- ItemMarketing responsible drinking effectively to young adults(2014) Doyle, Colby; Gaudet, Matthew; Lay, Dominic; McLeod, Amber; Schaeffer, RobertThe primary goal of this research is to identify and examine the components of responsible drinking advertisements. We will examine industry and government related advertisements as we try to understand one of our major questions: does the source influence the validity of the message? The next group of major questions that we will be looking to answer is how are the vague quantifiers used in responsible drinking campaigns interpreted by the public? How many drinks do people consider “too much?” What does “drink responsibly” really mean? The third major question is whether or not an individual’s current consumption patterns of alcohol have any effect on how individuals assess responsible drinking campaigns. Our qualitative research has indicated that social influences can be strongly related with drinking patterns; this will be further examined in our quantitative research. Also, we will be looking into some of the psychology behind industry and government sponsored advertisements as well as gathering and interpreting information from a sample of our target demographic. Our target demographic consists of both male and females between the ages 18-24. Our literature review and qualitative analysis gave us good insight into some of the potential answers to our questions. We will use these potential answers from our previous research to guide us as we attempt to conduct conclusive research based on a sample data of 169 individuals. Our findings will aid us in developing conclusions and recommendations for Alberta Health Services.

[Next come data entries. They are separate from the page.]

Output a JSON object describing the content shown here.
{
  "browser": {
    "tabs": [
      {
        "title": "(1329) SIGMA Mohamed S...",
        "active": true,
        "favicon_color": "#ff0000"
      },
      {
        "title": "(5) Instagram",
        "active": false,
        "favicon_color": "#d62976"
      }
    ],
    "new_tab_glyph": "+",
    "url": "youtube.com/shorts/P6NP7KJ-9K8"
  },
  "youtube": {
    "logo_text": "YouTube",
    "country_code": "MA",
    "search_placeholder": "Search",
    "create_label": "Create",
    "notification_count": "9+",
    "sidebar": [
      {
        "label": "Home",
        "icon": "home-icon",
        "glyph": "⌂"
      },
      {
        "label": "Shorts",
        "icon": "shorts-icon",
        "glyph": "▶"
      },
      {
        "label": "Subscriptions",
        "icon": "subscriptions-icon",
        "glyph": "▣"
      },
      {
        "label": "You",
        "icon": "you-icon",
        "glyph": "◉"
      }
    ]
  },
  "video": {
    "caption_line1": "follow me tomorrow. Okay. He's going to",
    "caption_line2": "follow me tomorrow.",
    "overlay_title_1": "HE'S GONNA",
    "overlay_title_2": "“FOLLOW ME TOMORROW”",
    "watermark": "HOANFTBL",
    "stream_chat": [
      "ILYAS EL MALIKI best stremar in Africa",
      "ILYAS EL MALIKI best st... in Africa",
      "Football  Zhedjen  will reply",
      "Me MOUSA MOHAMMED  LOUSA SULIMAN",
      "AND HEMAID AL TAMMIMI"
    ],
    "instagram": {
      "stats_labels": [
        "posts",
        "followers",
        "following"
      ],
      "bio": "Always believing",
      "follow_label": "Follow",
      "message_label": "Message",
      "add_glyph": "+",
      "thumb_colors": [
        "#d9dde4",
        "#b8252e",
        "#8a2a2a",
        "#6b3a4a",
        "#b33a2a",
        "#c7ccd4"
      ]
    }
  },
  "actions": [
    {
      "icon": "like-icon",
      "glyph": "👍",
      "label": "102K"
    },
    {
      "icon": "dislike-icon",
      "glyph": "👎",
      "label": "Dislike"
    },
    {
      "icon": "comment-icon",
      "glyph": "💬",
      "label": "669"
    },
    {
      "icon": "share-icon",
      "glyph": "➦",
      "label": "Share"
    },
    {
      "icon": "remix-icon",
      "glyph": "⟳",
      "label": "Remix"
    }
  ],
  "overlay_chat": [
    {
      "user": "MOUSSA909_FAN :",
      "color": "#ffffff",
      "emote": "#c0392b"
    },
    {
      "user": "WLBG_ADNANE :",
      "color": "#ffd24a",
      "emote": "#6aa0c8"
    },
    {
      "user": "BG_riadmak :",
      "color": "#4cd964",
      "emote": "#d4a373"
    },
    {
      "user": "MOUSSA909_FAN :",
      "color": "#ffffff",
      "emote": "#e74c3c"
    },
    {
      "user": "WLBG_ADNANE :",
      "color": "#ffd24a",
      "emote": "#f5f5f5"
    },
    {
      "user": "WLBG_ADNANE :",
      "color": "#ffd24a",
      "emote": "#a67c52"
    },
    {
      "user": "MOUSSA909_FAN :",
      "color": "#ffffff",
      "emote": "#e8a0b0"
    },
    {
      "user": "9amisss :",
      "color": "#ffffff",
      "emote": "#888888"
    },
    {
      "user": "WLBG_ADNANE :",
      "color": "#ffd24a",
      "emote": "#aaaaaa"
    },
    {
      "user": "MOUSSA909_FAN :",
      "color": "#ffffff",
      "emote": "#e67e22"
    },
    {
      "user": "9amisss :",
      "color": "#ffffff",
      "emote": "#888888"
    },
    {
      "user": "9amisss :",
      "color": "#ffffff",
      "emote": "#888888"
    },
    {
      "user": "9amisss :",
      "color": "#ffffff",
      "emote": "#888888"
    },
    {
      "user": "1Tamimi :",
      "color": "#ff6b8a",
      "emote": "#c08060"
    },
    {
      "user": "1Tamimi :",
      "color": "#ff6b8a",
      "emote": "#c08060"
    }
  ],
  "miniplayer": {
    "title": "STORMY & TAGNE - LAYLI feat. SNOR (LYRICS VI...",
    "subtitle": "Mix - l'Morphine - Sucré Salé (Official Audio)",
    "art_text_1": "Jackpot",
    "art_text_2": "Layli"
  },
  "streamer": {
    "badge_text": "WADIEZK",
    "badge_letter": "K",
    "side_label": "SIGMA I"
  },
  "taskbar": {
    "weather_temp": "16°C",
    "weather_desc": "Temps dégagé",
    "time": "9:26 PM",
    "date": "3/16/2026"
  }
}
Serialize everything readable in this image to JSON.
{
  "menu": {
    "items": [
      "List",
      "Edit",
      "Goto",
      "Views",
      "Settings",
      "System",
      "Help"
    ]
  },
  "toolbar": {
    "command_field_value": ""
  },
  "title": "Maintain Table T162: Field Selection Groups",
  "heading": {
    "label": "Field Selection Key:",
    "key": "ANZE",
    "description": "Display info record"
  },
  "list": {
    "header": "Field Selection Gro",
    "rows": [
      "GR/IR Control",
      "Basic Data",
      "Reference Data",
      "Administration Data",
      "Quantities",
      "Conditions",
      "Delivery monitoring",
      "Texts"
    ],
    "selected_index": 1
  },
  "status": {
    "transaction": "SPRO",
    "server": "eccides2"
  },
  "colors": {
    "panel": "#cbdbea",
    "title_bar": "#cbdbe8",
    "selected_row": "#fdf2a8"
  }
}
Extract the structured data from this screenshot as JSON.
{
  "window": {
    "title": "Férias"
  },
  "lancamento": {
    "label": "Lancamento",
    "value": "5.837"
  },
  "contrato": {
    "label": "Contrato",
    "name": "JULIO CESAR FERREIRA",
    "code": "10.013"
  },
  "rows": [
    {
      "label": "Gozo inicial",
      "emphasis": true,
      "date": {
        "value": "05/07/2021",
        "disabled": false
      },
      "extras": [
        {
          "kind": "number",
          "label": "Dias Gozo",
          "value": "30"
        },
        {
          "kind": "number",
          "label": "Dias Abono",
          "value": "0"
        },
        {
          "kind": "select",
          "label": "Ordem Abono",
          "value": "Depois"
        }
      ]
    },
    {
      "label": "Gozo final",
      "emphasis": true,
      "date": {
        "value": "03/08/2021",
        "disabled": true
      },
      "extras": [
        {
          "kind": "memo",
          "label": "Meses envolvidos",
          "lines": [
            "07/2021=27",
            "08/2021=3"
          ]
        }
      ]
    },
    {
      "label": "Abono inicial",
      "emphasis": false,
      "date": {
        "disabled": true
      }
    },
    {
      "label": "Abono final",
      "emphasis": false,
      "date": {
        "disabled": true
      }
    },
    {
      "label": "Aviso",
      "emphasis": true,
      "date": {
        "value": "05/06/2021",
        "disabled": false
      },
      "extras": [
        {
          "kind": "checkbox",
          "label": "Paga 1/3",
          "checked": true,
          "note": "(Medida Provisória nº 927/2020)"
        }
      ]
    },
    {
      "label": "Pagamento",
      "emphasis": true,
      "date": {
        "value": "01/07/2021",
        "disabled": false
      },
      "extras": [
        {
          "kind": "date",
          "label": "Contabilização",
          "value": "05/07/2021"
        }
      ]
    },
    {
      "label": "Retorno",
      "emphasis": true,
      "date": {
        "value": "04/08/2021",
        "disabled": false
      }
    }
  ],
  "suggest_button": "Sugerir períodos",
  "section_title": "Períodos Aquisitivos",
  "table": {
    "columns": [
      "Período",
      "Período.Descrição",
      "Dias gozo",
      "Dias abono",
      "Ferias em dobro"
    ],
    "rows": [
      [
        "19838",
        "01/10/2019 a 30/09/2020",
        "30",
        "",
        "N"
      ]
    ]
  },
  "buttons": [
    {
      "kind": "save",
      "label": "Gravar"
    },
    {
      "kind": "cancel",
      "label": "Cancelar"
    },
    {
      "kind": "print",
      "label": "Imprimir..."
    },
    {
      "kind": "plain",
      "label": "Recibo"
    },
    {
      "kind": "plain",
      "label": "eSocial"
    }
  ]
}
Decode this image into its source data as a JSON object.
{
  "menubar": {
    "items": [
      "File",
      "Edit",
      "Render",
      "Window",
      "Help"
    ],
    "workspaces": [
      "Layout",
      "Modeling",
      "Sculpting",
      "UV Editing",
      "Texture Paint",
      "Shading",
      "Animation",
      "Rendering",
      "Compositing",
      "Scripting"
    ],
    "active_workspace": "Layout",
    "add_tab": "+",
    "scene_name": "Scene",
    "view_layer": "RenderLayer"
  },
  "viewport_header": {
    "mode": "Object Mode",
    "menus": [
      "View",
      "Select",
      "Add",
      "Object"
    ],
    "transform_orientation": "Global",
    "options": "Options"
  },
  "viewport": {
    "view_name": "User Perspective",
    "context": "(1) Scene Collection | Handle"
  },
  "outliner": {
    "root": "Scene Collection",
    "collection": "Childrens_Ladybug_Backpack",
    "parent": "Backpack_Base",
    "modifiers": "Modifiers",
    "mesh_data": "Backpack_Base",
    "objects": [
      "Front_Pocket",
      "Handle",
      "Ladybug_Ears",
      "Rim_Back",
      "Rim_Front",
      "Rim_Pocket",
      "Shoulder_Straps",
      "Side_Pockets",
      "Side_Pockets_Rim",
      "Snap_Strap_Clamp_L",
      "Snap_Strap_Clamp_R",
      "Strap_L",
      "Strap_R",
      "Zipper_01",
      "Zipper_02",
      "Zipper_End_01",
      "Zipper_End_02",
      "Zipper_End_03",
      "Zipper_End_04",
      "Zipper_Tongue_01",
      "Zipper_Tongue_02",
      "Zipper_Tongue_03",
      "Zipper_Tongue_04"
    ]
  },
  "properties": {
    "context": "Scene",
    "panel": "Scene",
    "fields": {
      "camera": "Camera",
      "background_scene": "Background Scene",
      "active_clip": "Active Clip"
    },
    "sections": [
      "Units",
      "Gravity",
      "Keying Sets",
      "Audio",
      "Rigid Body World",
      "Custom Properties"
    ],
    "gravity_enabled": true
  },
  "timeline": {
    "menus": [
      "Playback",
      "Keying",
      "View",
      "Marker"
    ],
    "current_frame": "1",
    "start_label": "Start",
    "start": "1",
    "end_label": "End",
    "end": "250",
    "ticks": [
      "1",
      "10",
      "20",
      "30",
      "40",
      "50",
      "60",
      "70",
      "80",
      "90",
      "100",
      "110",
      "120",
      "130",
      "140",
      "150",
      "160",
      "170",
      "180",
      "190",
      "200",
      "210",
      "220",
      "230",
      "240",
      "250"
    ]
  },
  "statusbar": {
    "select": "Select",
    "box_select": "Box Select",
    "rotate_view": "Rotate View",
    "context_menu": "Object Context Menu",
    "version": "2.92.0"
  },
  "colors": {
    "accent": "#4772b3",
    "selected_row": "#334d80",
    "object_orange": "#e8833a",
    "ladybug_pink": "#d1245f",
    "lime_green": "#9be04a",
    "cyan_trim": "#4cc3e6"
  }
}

- ItemThe value of certified pre-owned vehicles for Lexus of Edmonton(2020) Kasawski, Trisha L.; Singh, Sunaina; Bhullar, Kanwarbir; Sidhu, Gurman; Bath, GurmanOur objective was to discover productive improvements to Lexus of Edmonton’s (LoE) current Certified Pre-Owned (CPO) Vehicle practices by determining if CPO vehicles added value, and if so, what value was added. By utilizing multiple methods, we discovered areas in the used vehicle sector that Lexus of Edmonton could improve on. In order to conduct our research, five in-depth interviews, scholarly article evaluations, meet with the representatives of Lexus of Edmonton, and surveys were conducted using paper, email and social media tools such as Google surveys, Twitter and Facebook. The methods allowed our group to utilize statistical analysis to outline the importance of relationships between variables with the statistical software, SPSS. With the information received from statistical analysis, we believe that Lexus of Edmonton can succeed with the sale of CPO vehicles by following our recommendations, including: certification education, appropriate pricing of used vehicles, building trust, value-added certification benefits based on willingness to spend and targeted demographics, as well as further research.